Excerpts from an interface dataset
# # # # # # #

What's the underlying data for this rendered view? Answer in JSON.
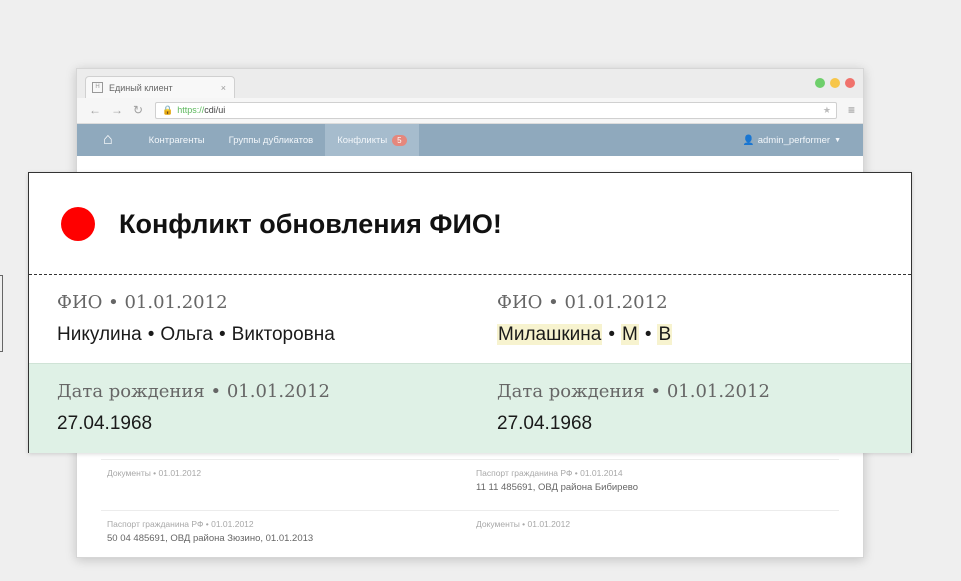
{
  "browser": {
    "tab_title": "Единый клиент",
    "tab_close": "×",
    "url_scheme": "https://",
    "url_rest": "cdi/ui",
    "window_dot_colors": [
      "#6ecf6b",
      "#f7c64a",
      "#f0726c"
    ]
  },
  "navbar": {
    "home_icon": "home-icon",
    "items": [
      "Контрагенты",
      "Группы дубликатов",
      "Конфликты"
    ],
    "conflicts_count": "5",
    "user": "admin_performer",
    "bg_color": "#8fa9bd"
  },
  "background_rows": [
    {
      "left_label": "Документы • 01.01.2012",
      "left_value": "",
      "right_label": "Паспорт гражданина РФ • 01.01.2014",
      "right_value": "11 11 485691, ОВД района Бибирево"
    },
    {
      "left_label": "Паспорт гражданина РФ • 01.01.2012",
      "left_value": "50 04 485691, ОВД района Зюзино, 01.01.2013",
      "right_label": "Документы • 01.01.2012",
      "right_value": ""
    }
  ],
  "conflict": {
    "title": "Конфликт обновления ФИО!",
    "status_color": "#ff0000",
    "name_left": {
      "label": "ФИО • 01.01.2012",
      "last": "Никулина",
      "first": "Ольга",
      "middle": "Викторовна"
    },
    "name_right": {
      "label": "ФИО • 01.01.2012",
      "last": "Милашкина",
      "first": "М",
      "middle": "В"
    },
    "birth_left": {
      "label": "Дата рождения • 01.01.2012",
      "value": "27.04.1968"
    },
    "birth_right": {
      "label": "Дата рождения • 01.01.2012",
      "value": "27.04.1968"
    },
    "separator": "•",
    "highlight_color": "#f7f3cf",
    "row_match_color": "#dff1e6"
  }
}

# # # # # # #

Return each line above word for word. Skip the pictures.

What's the underlying data for this rendered view? Answer in JSON.
{
  "browser": {
    "tab_title": "Единый клиент",
    "tab_close": "×",
    "url_scheme": "https://",
    "url_rest": "cdi/ui",
    "window_dot_colors": [
      "#6ecf6b",
      "#f7c64a",
      "#f0726c"
    ]
  },
  "navbar": {
    "home_icon": "home-icon",
    "items": [
      "Контрагенты",
      "Группы дубликатов",
      "Конфликты"
    ],
    "conflicts_count": "5",
    "user": "admin_performer",
    "bg_color": "#8fa9bd"
  },
  "background_rows": [
    {
      "left_label": "Документы • 01.01.2012",
      "left_value": "",
      "right_label": "Паспорт гражданина РФ • 01.01.2014",
      "right_value": "11 11 485691, ОВД района Бибирево"
    },
    {
      "left_label": "Паспорт гражданина РФ • 01.01.2012",
      "left_value": "50 04 485691, ОВД района Зюзино, 01.01.2013",
      "right_label": "Документы • 01.01.2012",
      "right_value": ""
    }
  ],
  "conflict": {
    "title": "Конфликт обновления ФИО!",
    "status_color": "#ff0000",
    "name_left": {
      "label": "ФИО • 01.01.2012",
      "last": "Никулина",
      "first": "Ольга",
      "middle": "Викторовна"
    },
    "name_right": {
      "label": "ФИО • 01.01.2012",
      "last": "Милашкина",
      "first": "М",
      "middle": "В"
    },
    "birth_left": {
      "label": "Дата рождения • 01.01.2012",
      "value": "27.04.1968"
    },
    "birth_right": {
      "label": "Дата рождения • 01.01.2012",
      "value": "27.04.1968"
    },
    "separator": "•",
    "highlight_color": "#f7f3cf",
    "row_match_color": "#dff1e6"
  }
}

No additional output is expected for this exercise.